### Task requirements
Give back only one number: how many lines in the data below contain the word "Notizie".

== == ==

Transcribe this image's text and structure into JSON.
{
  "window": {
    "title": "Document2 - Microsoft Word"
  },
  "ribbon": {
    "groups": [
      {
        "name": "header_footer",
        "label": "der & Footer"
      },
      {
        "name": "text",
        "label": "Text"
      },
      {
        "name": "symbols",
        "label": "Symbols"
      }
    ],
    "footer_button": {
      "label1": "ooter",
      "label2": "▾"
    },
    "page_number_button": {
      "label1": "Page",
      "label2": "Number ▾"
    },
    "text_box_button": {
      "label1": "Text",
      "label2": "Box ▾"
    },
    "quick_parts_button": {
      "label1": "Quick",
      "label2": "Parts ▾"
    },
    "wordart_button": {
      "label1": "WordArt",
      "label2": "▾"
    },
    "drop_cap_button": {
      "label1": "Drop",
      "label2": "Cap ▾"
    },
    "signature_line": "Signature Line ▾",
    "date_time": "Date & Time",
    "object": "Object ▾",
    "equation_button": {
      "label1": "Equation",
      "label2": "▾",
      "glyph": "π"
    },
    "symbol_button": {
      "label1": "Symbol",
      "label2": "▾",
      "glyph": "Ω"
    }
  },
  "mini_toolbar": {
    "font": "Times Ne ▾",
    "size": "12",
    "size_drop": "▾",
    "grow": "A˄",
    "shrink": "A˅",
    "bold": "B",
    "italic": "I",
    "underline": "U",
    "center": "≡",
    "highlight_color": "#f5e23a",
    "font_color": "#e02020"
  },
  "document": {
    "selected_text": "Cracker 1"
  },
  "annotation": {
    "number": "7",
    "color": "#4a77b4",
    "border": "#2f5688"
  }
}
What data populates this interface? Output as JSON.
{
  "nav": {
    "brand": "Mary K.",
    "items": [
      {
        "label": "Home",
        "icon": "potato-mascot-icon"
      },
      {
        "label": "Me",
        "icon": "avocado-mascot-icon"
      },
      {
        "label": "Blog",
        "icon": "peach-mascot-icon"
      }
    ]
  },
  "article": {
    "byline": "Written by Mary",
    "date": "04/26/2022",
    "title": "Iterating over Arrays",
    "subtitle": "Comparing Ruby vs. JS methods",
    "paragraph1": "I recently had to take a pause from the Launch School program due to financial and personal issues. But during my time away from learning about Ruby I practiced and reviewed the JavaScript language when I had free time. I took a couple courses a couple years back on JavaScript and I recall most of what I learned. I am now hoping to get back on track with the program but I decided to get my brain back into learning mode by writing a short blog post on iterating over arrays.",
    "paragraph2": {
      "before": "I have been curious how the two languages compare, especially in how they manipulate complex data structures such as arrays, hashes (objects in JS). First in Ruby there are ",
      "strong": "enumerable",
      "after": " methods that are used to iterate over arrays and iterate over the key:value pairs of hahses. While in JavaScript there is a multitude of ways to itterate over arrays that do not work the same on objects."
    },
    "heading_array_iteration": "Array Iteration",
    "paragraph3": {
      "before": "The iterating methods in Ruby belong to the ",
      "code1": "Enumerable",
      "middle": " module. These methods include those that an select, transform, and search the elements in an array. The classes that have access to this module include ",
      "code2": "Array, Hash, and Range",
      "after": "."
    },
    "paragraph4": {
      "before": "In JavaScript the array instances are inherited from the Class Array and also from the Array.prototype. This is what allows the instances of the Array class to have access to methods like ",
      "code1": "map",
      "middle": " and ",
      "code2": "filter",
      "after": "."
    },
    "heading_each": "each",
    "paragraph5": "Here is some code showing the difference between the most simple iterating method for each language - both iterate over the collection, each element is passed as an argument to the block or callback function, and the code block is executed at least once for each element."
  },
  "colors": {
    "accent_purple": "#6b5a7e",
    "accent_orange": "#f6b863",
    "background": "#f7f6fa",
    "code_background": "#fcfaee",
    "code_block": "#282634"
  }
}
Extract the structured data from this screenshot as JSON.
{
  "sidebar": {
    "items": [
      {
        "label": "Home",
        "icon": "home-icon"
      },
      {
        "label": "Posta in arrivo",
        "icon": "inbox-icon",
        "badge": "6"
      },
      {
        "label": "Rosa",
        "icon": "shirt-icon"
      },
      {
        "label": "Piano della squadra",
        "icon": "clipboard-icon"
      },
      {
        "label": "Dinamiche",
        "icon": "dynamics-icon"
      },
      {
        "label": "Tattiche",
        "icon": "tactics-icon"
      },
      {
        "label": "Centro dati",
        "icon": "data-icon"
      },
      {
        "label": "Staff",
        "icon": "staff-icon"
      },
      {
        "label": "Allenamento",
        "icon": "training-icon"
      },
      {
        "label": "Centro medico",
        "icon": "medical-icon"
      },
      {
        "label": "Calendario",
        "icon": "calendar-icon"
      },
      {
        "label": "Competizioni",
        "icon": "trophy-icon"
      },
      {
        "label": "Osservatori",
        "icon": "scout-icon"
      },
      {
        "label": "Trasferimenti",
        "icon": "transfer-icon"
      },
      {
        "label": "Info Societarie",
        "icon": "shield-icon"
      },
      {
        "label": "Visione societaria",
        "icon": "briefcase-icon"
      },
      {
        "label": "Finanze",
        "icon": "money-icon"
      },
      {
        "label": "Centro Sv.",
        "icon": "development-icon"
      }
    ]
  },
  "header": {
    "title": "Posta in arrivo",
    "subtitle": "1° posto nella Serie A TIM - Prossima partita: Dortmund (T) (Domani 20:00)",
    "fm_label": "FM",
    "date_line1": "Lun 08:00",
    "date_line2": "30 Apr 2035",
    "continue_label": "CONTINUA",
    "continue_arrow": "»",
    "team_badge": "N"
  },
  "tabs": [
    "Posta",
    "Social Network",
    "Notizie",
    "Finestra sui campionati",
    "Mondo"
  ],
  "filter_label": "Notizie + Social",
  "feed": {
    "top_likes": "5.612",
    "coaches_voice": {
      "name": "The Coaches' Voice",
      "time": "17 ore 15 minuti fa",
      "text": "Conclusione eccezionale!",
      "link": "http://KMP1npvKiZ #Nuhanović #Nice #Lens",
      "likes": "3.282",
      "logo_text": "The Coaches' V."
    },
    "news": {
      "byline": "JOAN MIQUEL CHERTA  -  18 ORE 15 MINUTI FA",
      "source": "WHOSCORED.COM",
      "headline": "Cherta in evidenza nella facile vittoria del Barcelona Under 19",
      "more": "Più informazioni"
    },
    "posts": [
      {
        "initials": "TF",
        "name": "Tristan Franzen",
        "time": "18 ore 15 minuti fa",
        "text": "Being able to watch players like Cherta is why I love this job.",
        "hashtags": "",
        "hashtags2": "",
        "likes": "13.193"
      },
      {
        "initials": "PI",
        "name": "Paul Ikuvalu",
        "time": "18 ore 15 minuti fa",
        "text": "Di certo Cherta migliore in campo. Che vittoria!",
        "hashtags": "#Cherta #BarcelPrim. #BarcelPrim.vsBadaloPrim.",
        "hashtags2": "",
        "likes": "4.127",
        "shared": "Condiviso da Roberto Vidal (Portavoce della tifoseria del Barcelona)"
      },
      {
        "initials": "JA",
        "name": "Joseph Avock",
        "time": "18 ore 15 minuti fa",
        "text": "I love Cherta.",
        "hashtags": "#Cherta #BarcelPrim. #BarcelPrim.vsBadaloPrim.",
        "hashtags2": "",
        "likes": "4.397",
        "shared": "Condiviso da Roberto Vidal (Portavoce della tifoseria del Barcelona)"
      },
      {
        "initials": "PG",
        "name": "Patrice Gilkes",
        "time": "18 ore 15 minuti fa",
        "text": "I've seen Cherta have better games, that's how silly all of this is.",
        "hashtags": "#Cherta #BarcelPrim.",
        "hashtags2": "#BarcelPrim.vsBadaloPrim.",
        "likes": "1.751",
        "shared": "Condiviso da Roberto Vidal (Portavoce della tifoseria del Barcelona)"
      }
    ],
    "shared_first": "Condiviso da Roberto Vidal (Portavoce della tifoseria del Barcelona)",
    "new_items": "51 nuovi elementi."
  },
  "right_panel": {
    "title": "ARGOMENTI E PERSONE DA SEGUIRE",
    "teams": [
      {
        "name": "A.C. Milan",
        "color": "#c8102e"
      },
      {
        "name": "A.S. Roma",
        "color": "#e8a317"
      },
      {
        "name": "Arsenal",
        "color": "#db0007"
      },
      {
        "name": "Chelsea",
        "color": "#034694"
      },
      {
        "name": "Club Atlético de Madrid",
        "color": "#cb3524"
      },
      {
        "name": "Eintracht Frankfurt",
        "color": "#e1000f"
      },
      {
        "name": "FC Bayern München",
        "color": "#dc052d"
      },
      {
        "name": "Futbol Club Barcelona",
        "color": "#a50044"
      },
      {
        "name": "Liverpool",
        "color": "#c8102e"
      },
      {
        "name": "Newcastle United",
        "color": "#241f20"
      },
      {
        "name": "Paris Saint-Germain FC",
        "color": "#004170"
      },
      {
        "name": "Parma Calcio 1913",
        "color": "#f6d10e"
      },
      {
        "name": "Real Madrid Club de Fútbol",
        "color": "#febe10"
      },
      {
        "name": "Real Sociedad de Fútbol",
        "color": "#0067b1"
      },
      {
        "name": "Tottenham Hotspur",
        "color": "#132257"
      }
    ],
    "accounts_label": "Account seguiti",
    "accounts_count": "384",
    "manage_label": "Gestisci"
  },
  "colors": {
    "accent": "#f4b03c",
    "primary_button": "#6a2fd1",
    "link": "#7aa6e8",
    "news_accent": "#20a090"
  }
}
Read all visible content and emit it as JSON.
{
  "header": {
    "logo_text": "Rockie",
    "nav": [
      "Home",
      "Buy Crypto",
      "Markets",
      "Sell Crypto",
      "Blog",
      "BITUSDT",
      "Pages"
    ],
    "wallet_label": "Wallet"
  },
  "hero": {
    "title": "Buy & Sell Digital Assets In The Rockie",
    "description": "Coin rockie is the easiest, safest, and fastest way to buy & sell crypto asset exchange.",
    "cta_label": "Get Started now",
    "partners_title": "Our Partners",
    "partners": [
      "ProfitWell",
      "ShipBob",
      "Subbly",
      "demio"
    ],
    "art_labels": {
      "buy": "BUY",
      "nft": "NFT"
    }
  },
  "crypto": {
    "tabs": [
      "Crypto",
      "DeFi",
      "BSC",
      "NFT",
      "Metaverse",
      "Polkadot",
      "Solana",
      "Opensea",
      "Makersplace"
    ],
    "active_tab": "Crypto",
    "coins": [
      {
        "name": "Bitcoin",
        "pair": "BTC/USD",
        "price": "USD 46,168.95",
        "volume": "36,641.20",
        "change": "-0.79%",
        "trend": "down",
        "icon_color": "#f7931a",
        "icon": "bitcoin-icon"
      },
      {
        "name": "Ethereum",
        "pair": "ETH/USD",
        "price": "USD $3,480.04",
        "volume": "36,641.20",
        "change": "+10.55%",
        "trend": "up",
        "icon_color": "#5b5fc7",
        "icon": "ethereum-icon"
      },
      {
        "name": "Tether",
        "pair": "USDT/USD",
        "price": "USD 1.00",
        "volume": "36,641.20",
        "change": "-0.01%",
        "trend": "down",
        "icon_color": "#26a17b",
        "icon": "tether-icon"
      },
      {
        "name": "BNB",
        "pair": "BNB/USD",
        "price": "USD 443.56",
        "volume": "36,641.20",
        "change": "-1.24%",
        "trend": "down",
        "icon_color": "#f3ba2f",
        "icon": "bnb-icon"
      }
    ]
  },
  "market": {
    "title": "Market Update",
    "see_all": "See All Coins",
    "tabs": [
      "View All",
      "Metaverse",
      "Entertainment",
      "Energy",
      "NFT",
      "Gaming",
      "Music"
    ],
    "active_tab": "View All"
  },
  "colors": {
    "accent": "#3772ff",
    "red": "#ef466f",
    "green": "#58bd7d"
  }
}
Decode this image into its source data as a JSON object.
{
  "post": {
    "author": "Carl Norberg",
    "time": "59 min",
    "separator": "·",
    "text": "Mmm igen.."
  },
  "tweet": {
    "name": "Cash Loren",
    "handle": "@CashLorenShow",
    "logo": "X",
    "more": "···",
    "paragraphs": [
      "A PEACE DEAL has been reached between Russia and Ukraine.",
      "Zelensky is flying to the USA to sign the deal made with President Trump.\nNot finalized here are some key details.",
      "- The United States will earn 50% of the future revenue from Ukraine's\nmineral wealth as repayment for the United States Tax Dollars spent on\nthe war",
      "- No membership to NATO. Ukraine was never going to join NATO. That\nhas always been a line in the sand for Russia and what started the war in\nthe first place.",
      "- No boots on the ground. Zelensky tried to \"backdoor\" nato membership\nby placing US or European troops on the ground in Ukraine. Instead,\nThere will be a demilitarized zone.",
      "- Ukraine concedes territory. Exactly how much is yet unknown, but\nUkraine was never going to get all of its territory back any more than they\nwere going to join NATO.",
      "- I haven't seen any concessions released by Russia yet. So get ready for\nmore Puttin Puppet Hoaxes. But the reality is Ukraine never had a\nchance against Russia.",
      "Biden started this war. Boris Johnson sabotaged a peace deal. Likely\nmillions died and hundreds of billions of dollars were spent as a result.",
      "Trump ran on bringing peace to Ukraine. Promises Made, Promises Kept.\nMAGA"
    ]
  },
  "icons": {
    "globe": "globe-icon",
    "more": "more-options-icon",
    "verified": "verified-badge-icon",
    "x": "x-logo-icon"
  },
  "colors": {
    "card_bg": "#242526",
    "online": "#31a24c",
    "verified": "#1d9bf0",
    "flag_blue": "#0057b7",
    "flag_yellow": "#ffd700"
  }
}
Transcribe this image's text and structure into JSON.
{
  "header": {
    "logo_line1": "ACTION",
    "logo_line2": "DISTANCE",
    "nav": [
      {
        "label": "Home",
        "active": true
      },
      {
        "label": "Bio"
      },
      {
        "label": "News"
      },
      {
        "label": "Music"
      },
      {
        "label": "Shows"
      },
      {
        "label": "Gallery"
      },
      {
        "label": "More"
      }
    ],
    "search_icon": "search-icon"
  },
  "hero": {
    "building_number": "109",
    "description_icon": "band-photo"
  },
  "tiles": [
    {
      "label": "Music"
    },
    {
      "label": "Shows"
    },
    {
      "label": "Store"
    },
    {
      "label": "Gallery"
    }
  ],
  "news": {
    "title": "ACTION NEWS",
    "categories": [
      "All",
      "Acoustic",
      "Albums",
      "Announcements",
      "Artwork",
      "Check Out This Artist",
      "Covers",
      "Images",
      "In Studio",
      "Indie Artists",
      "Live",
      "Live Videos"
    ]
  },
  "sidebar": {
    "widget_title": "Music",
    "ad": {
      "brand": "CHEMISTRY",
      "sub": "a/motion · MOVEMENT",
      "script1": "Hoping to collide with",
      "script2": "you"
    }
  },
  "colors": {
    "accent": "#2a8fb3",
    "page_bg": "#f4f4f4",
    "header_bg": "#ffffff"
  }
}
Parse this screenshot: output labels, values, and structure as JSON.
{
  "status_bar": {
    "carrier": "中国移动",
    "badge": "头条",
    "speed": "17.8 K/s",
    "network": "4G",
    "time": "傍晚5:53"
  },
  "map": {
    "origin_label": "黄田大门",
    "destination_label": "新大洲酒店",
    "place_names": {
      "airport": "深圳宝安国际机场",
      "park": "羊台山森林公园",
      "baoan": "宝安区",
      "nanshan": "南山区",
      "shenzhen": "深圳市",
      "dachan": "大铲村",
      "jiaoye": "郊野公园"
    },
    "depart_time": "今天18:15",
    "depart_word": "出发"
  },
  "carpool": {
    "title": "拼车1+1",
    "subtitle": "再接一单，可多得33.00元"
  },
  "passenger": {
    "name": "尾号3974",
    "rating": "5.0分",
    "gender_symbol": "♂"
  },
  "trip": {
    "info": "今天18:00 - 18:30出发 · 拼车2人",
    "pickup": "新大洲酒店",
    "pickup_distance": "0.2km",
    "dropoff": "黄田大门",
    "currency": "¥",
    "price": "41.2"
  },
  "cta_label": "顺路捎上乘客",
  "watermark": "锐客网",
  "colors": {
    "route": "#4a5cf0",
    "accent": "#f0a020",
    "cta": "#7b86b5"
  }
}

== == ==

### Answer space
2